# How to complete this task:
Pull every line that includes the word "text" out of the data below and copy it.

# Data for analysis:
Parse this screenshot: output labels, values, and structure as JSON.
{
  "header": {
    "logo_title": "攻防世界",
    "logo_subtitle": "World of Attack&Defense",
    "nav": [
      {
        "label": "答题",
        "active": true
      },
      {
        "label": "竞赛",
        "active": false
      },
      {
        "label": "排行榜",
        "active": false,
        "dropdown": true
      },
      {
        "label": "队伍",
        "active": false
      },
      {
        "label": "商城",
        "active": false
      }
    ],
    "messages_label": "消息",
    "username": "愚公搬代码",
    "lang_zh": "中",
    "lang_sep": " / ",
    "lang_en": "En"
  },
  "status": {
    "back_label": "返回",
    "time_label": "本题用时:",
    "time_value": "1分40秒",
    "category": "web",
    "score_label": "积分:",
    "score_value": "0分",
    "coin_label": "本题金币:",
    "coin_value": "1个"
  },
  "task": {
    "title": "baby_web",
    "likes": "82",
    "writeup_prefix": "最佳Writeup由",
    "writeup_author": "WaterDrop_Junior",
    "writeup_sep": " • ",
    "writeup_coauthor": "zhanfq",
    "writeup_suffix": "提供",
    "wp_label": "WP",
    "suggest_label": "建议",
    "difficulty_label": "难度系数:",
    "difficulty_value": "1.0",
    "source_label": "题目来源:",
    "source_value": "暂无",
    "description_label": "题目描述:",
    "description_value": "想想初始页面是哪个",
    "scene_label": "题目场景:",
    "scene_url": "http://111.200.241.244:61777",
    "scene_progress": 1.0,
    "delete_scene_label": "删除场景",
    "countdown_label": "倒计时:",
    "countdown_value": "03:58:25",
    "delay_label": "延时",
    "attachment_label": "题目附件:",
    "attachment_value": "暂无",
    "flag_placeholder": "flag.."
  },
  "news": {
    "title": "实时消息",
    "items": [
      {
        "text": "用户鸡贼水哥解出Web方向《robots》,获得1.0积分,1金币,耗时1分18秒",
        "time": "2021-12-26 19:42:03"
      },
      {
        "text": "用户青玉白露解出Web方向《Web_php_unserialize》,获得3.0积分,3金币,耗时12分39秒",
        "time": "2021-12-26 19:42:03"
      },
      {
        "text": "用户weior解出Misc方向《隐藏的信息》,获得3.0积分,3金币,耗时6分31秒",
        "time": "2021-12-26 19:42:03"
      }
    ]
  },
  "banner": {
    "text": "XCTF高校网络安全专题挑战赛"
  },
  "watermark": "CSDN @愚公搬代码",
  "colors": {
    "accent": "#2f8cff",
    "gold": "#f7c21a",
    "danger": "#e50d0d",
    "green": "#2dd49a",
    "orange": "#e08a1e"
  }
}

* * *

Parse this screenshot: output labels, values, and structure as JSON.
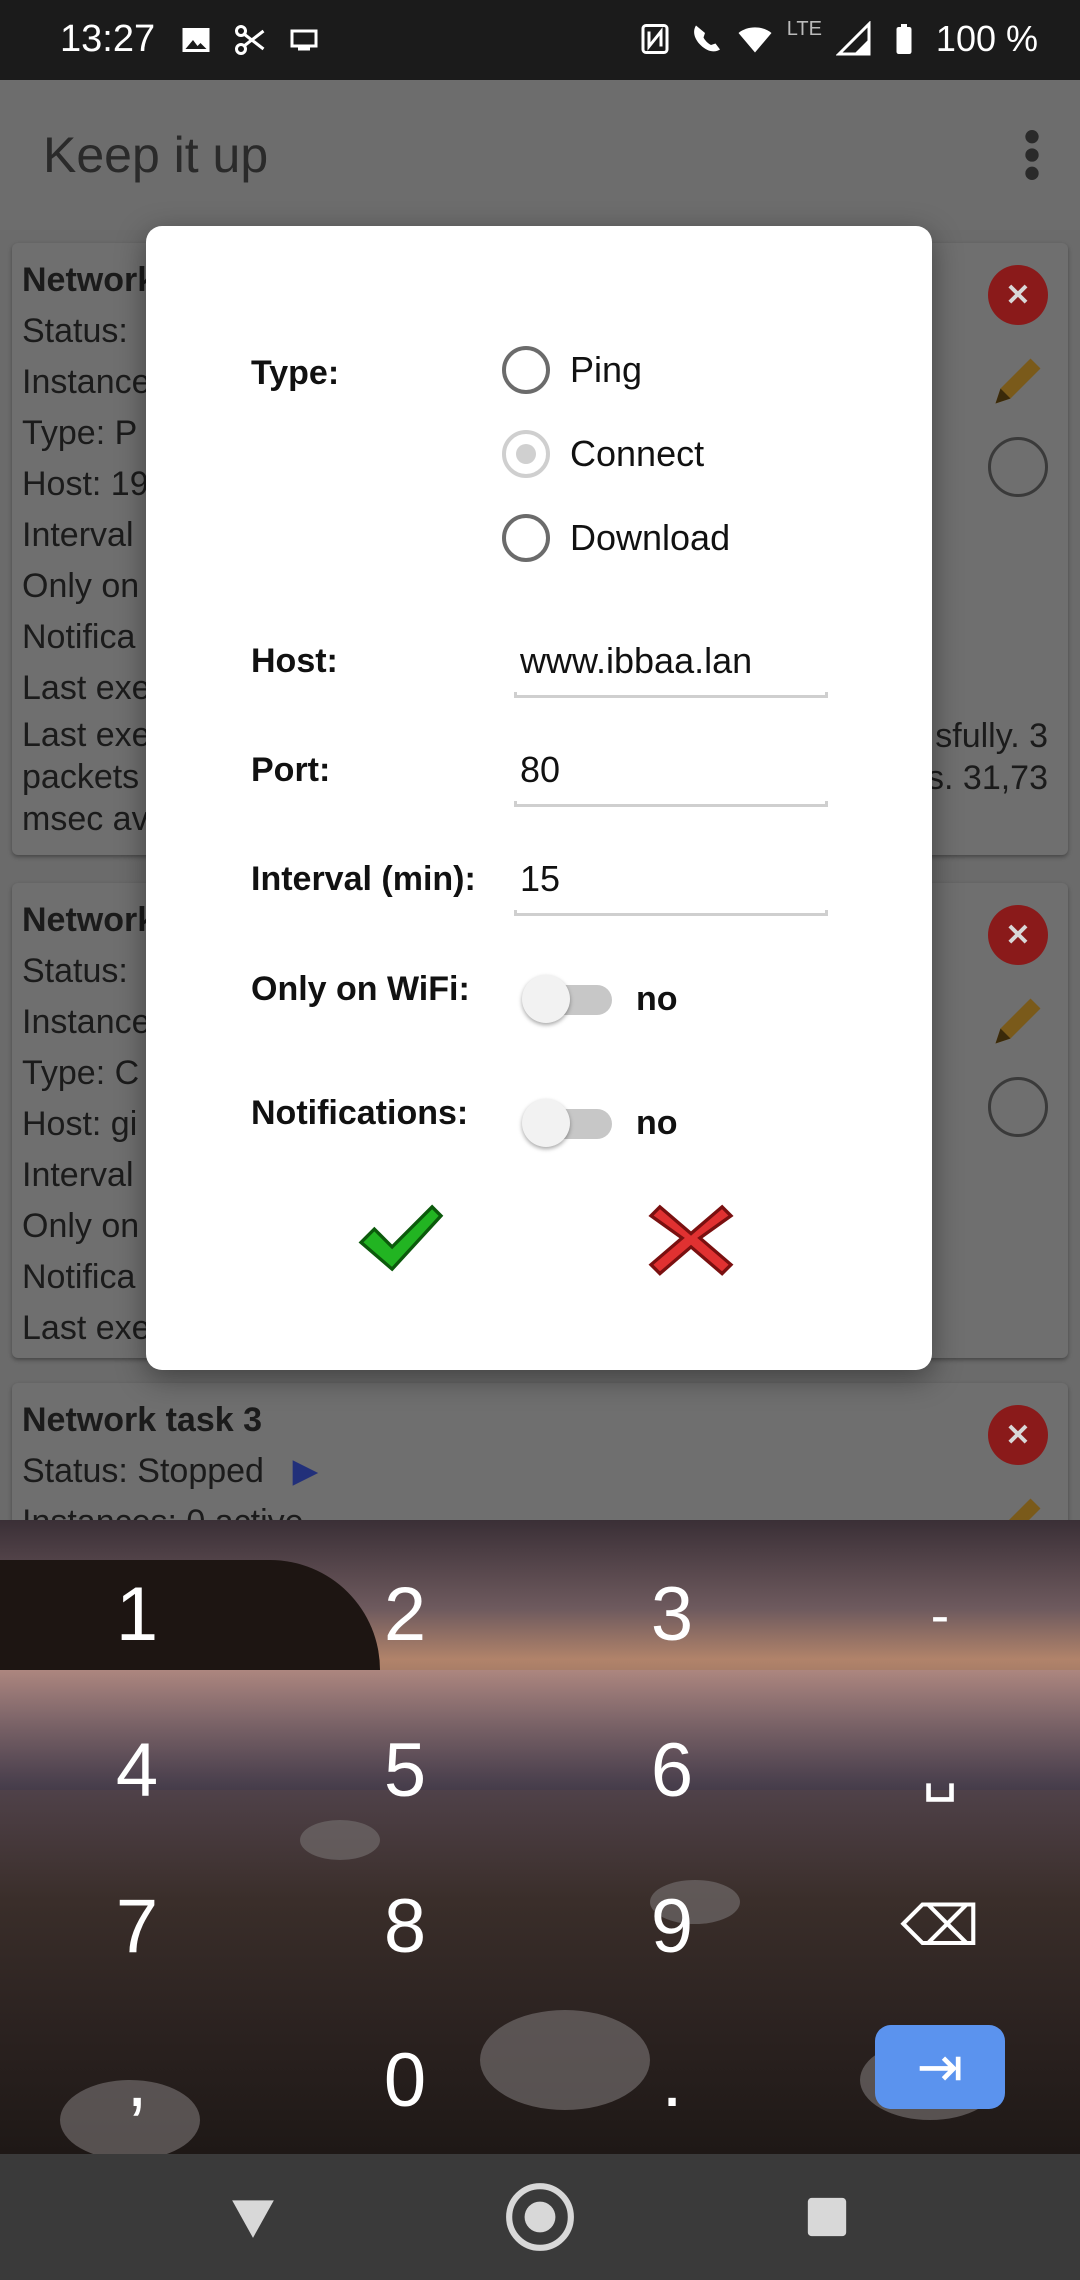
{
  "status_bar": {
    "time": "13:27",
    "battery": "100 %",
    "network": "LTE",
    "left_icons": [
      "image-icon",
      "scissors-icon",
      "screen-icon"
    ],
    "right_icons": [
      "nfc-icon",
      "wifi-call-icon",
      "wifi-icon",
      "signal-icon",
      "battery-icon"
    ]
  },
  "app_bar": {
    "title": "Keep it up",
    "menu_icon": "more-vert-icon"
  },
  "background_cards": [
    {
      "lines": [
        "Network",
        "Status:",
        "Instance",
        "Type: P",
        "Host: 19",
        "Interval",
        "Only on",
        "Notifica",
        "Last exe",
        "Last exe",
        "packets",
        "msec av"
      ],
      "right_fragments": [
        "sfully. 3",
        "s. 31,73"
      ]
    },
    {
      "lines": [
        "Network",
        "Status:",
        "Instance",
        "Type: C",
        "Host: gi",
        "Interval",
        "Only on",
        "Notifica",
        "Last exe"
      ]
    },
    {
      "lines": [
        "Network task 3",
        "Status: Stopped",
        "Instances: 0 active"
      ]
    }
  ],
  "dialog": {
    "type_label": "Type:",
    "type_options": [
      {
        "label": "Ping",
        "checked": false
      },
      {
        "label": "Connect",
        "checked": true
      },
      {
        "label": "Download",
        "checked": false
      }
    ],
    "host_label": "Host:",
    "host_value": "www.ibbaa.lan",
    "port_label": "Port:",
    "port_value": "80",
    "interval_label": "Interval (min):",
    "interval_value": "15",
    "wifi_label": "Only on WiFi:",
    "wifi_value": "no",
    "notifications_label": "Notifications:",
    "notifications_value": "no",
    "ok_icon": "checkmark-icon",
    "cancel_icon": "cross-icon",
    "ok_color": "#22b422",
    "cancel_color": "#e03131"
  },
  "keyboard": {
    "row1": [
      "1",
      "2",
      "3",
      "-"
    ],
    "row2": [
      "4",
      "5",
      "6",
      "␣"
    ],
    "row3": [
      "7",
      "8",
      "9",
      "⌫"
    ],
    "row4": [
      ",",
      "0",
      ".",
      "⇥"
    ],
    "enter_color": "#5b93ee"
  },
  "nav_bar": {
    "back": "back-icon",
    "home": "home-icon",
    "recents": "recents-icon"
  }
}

# Solved problem:
        "text": "用户鸡贼水哥解出Web方向《robots》,获得1.0积分,1金币,耗时1分18秒",
        "text": "用户青玉白露解出Web方向《Web_php_unserialize》,获得3.0积分,3金币,耗时12分39秒",
        "text": "用户weior解出Misc方向《隐藏的信息》,获得3.0积分,3金币,耗时6分31秒",
    "text": "XCTF高校网络安全专题挑战赛"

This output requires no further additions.